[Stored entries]
----
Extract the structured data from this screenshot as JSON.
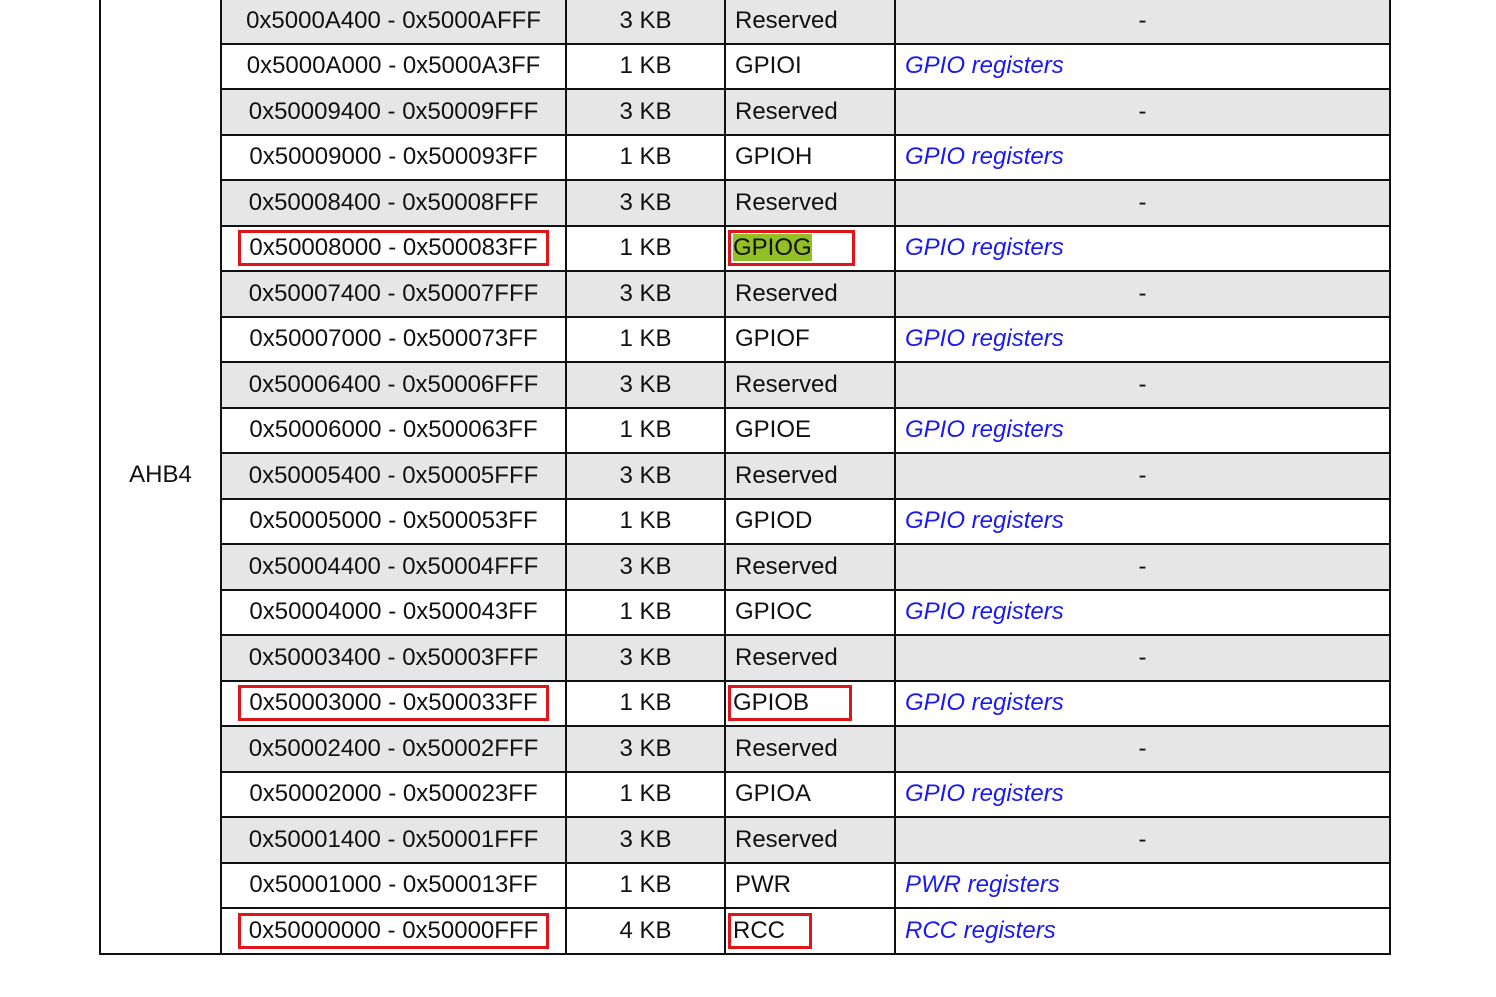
{
  "bus_name": "AHB4",
  "rows": [
    {
      "addr": "0x5000A400 - 0x5000AFFF",
      "size": "3 KB",
      "periph": "Reserved",
      "regmap": "-",
      "reserved": true
    },
    {
      "addr": "0x5000A000 - 0x5000A3FF",
      "size": "1 KB",
      "periph": "GPIOI",
      "regmap": "GPIO registers",
      "reserved": false
    },
    {
      "addr": "0x50009400 - 0x50009FFF",
      "size": "3 KB",
      "periph": "Reserved",
      "regmap": "-",
      "reserved": true
    },
    {
      "addr": "0x50009000 - 0x500093FF",
      "size": "1 KB",
      "periph": "GPIOH",
      "regmap": "GPIO registers",
      "reserved": false
    },
    {
      "addr": "0x50008400 - 0x50008FFF",
      "size": "3 KB",
      "periph": "Reserved",
      "regmap": "-",
      "reserved": true
    },
    {
      "addr": "0x50008000 - 0x500083FF",
      "size": "1 KB",
      "periph": "GPIOG",
      "regmap": "GPIO registers",
      "reserved": false,
      "boxed": true,
      "periph_highlight": true
    },
    {
      "addr": "0x50007400 - 0x50007FFF",
      "size": "3 KB",
      "periph": "Reserved",
      "regmap": "-",
      "reserved": true
    },
    {
      "addr": "0x50007000 - 0x500073FF",
      "size": "1 KB",
      "periph": "GPIOF",
      "regmap": "GPIO registers",
      "reserved": false
    },
    {
      "addr": "0x50006400 - 0x50006FFF",
      "size": "3 KB",
      "periph": "Reserved",
      "regmap": "-",
      "reserved": true
    },
    {
      "addr": "0x50006000 - 0x500063FF",
      "size": "1 KB",
      "periph": "GPIOE",
      "regmap": "GPIO registers",
      "reserved": false
    },
    {
      "addr": "0x50005400 - 0x50005FFF",
      "size": "3 KB",
      "periph": "Reserved",
      "regmap": "-",
      "reserved": true
    },
    {
      "addr": "0x50005000 - 0x500053FF",
      "size": "1 KB",
      "periph": "GPIOD",
      "regmap": "GPIO registers",
      "reserved": false
    },
    {
      "addr": "0x50004400 - 0x50004FFF",
      "size": "3 KB",
      "periph": "Reserved",
      "regmap": "-",
      "reserved": true
    },
    {
      "addr": "0x50004000 - 0x500043FF",
      "size": "1 KB",
      "periph": "GPIOC",
      "regmap": "GPIO registers",
      "reserved": false
    },
    {
      "addr": "0x50003400 - 0x50003FFF",
      "size": "3 KB",
      "periph": "Reserved",
      "regmap": "-",
      "reserved": true
    },
    {
      "addr": "0x50003000 - 0x500033FF",
      "size": "1 KB",
      "periph": "GPIOB",
      "regmap": "GPIO registers",
      "reserved": false,
      "boxed": true
    },
    {
      "addr": "0x50002400 - 0x50002FFF",
      "size": "3 KB",
      "periph": "Reserved",
      "regmap": "-",
      "reserved": true
    },
    {
      "addr": "0x50002000 - 0x500023FF",
      "size": "1 KB",
      "periph": "GPIOA",
      "regmap": "GPIO registers",
      "reserved": false
    },
    {
      "addr": "0x50001400 - 0x50001FFF",
      "size": "3 KB",
      "periph": "Reserved",
      "regmap": "-",
      "reserved": true
    },
    {
      "addr": "0x50001000 - 0x500013FF",
      "size": "1 KB",
      "periph": "PWR",
      "regmap": "PWR registers",
      "reserved": false
    },
    {
      "addr": "0x50000000 - 0x50000FFF",
      "size": "4 KB",
      "periph": "RCC",
      "regmap": "RCC registers",
      "reserved": false,
      "boxed": true
    }
  ],
  "colors": {
    "reserved_row_bg": "#e6e6e6",
    "link": "#1a1aee",
    "highlight_box": "#e0151b",
    "highlight_bg": "#92c026"
  }
}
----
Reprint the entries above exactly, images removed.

Extract the structured data from this screenshot as JSON.
{
  "bus_name": "AHB4",
  "rows": [
    {
      "addr": "0x5000A400 - 0x5000AFFF",
      "size": "3 KB",
      "periph": "Reserved",
      "regmap": "-",
      "reserved": true
    },
    {
      "addr": "0x5000A000 - 0x5000A3FF",
      "size": "1 KB",
      "periph": "GPIOI",
      "regmap": "GPIO registers",
      "reserved": false
    },
    {
      "addr": "0x50009400 - 0x50009FFF",
      "size": "3 KB",
      "periph": "Reserved",
      "regmap": "-",
      "reserved": true
    },
    {
      "addr": "0x50009000 - 0x500093FF",
      "size": "1 KB",
      "periph": "GPIOH",
      "regmap": "GPIO registers",
      "reserved": false
    },
    {
      "addr": "0x50008400 - 0x50008FFF",
      "size": "3 KB",
      "periph": "Reserved",
      "regmap": "-",
      "reserved": true
    },
    {
      "addr": "0x50008000 - 0x500083FF",
      "size": "1 KB",
      "periph": "GPIOG",
      "regmap": "GPIO registers",
      "reserved": false,
      "boxed": true,
      "periph_highlight": true
    },
    {
      "addr": "0x50007400 - 0x50007FFF",
      "size": "3 KB",
      "periph": "Reserved",
      "regmap": "-",
      "reserved": true
    },
    {
      "addr": "0x50007000 - 0x500073FF",
      "size": "1 KB",
      "periph": "GPIOF",
      "regmap": "GPIO registers",
      "reserved": false
    },
    {
      "addr": "0x50006400 - 0x50006FFF",
      "size": "3 KB",
      "periph": "Reserved",
      "regmap": "-",
      "reserved": true
    },
    {
      "addr": "0x50006000 - 0x500063FF",
      "size": "1 KB",
      "periph": "GPIOE",
      "regmap": "GPIO registers",
      "reserved": false
    },
    {
      "addr": "0x50005400 - 0x50005FFF",
      "size": "3 KB",
      "periph": "Reserved",
      "regmap": "-",
      "reserved": true
    },
    {
      "addr": "0x50005000 - 0x500053FF",
      "size": "1 KB",
      "periph": "GPIOD",
      "regmap": "GPIO registers",
      "reserved": false
    },
    {
      "addr": "0x50004400 - 0x50004FFF",
      "size": "3 KB",
      "periph": "Reserved",
      "regmap": "-",
      "reserved": true
    },
    {
      "addr": "0x50004000 - 0x500043FF",
      "size": "1 KB",
      "periph": "GPIOC",
      "regmap": "GPIO registers",
      "reserved": false
    },
    {
      "addr": "0x50003400 - 0x50003FFF",
      "size": "3 KB",
      "periph": "Reserved",
      "regmap": "-",
      "reserved": true
    },
    {
      "addr": "0x50003000 - 0x500033FF",
      "size": "1 KB",
      "periph": "GPIOB",
      "regmap": "GPIO registers",
      "reserved": false,
      "boxed": true
    },
    {
      "addr": "0x50002400 - 0x50002FFF",
      "size": "3 KB",
      "periph": "Reserved",
      "regmap": "-",
      "reserved": true
    },
    {
      "addr": "0x50002000 - 0x500023FF",
      "size": "1 KB",
      "periph": "GPIOA",
      "regmap": "GPIO registers",
      "reserved": false
    },
    {
      "addr": "0x50001400 - 0x50001FFF",
      "size": "3 KB",
      "periph": "Reserved",
      "regmap": "-",
      "reserved": true
    },
    {
      "addr": "0x50001000 - 0x500013FF",
      "size": "1 KB",
      "periph": "PWR",
      "regmap": "PWR registers",
      "reserved": false
    },
    {
      "addr": "0x50000000 - 0x50000FFF",
      "size": "4 KB",
      "periph": "RCC",
      "regmap": "RCC registers",
      "reserved": false,
      "boxed": true
    }
  ],
  "colors": {
    "reserved_row_bg": "#e6e6e6",
    "link": "#1a1aee",
    "highlight_box": "#e0151b",
    "highlight_bg": "#92c026"
  }
}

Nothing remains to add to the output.